[Collection entries]

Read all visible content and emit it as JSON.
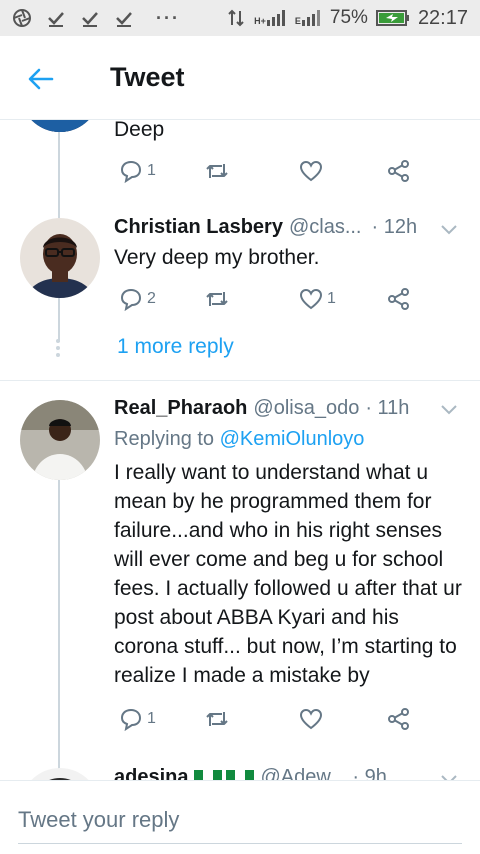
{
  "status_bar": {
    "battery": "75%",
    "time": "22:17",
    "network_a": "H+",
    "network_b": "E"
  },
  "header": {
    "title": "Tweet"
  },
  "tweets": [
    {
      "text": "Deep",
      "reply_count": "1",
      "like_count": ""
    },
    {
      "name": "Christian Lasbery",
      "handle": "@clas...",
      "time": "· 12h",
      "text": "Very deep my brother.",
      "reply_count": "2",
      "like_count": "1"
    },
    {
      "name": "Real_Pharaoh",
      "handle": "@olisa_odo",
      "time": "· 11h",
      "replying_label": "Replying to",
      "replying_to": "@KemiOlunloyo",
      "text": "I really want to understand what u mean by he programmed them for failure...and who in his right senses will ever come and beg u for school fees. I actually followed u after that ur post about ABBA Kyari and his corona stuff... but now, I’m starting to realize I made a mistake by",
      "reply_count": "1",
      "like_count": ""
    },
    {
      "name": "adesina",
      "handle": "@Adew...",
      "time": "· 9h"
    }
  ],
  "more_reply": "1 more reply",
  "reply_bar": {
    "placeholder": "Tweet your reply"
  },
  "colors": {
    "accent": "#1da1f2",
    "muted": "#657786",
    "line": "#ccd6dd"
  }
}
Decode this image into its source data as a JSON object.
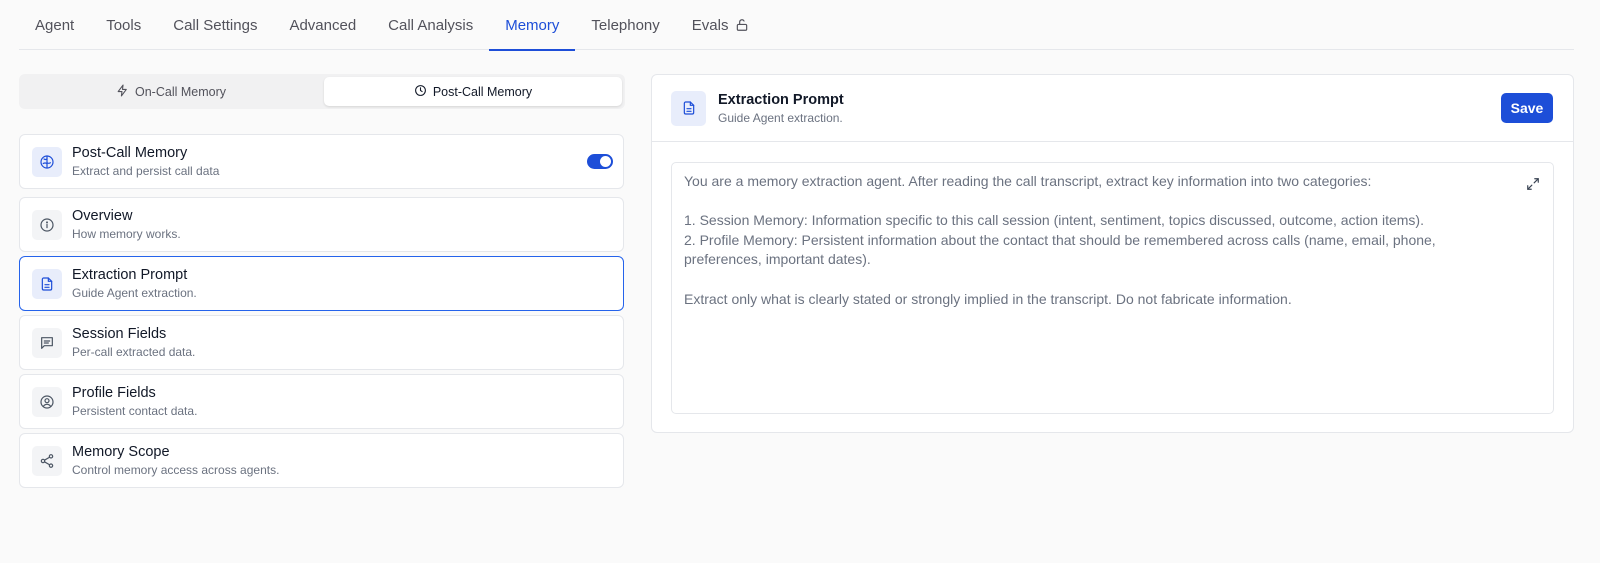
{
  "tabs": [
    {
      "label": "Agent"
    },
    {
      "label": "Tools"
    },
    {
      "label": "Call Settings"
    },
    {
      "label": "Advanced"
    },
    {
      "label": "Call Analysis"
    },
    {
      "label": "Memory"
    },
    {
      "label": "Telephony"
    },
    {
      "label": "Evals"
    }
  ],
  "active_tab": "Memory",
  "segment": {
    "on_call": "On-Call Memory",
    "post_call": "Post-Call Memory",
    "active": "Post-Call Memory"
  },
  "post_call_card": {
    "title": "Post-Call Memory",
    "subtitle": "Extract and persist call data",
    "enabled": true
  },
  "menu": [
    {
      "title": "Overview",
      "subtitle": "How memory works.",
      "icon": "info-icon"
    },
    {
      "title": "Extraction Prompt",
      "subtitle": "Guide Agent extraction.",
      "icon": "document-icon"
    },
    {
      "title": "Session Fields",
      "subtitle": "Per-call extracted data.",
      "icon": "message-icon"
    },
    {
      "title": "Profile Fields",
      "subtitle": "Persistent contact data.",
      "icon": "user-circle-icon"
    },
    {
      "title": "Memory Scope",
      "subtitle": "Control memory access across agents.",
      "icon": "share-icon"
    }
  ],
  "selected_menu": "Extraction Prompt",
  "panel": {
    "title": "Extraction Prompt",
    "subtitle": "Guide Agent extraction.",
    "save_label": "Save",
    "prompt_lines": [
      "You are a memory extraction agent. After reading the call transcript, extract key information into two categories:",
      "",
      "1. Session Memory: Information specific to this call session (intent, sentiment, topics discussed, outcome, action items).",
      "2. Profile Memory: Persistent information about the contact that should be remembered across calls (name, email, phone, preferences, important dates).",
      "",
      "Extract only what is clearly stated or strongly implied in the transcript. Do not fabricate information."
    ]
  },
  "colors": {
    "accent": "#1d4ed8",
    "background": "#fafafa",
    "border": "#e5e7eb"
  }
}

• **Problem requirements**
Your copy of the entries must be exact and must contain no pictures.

• **Response**
Read all visible content and emit it as JSON.
{
  "status_bar": {
    "battery": "75%",
    "time": "22:17",
    "network_a": "H+",
    "network_b": "E"
  },
  "header": {
    "title": "Tweet"
  },
  "tweets": [
    {
      "text": "Deep",
      "reply_count": "1",
      "like_count": ""
    },
    {
      "name": "Christian Lasbery",
      "handle": "@clas...",
      "time": "· 12h",
      "text": "Very deep my brother.",
      "reply_count": "2",
      "like_count": "1"
    },
    {
      "name": "Real_Pharaoh",
      "handle": "@olisa_odo",
      "time": "· 11h",
      "replying_label": "Replying to",
      "replying_to": "@KemiOlunloyo",
      "text": "I really want to understand what u mean by he programmed them for failure...and who in his right senses will ever come and beg u for school fees. I actually followed u after that ur post about ABBA Kyari and his corona stuff... but now, I’m starting to realize I made a mistake by",
      "reply_count": "1",
      "like_count": ""
    },
    {
      "name": "adesina",
      "handle": "@Adew...",
      "time": "· 9h"
    }
  ],
  "more_reply": "1 more reply",
  "reply_bar": {
    "placeholder": "Tweet your reply"
  },
  "colors": {
    "accent": "#1da1f2",
    "muted": "#657786",
    "line": "#ccd6dd"
  }
}
Decode this image into its source data as a JSON object.
{
  "tabs": [
    {
      "label": "Agent"
    },
    {
      "label": "Tools"
    },
    {
      "label": "Call Settings"
    },
    {
      "label": "Advanced"
    },
    {
      "label": "Call Analysis"
    },
    {
      "label": "Memory"
    },
    {
      "label": "Telephony"
    },
    {
      "label": "Evals"
    }
  ],
  "active_tab": "Memory",
  "segment": {
    "on_call": "On-Call Memory",
    "post_call": "Post-Call Memory",
    "active": "Post-Call Memory"
  },
  "post_call_card": {
    "title": "Post-Call Memory",
    "subtitle": "Extract and persist call data",
    "enabled": true
  },
  "menu": [
    {
      "title": "Overview",
      "subtitle": "How memory works.",
      "icon": "info-icon"
    },
    {
      "title": "Extraction Prompt",
      "subtitle": "Guide Agent extraction.",
      "icon": "document-icon"
    },
    {
      "title": "Session Fields",
      "subtitle": "Per-call extracted data.",
      "icon": "message-icon"
    },
    {
      "title": "Profile Fields",
      "subtitle": "Persistent contact data.",
      "icon": "user-circle-icon"
    },
    {
      "title": "Memory Scope",
      "subtitle": "Control memory access across agents.",
      "icon": "share-icon"
    }
  ],
  "selected_menu": "Extraction Prompt",
  "panel": {
    "title": "Extraction Prompt",
    "subtitle": "Guide Agent extraction.",
    "save_label": "Save",
    "prompt_lines": [
      "You are a memory extraction agent. After reading the call transcript, extract key information into two categories:",
      "",
      "1. Session Memory: Information specific to this call session (intent, sentiment, topics discussed, outcome, action items).",
      "2. Profile Memory: Persistent information about the contact that should be remembered across calls (name, email, phone, preferences, important dates).",
      "",
      "Extract only what is clearly stated or strongly implied in the transcript. Do not fabricate information."
    ]
  },
  "colors": {
    "accent": "#1d4ed8",
    "background": "#fafafa",
    "border": "#e5e7eb"
  }
}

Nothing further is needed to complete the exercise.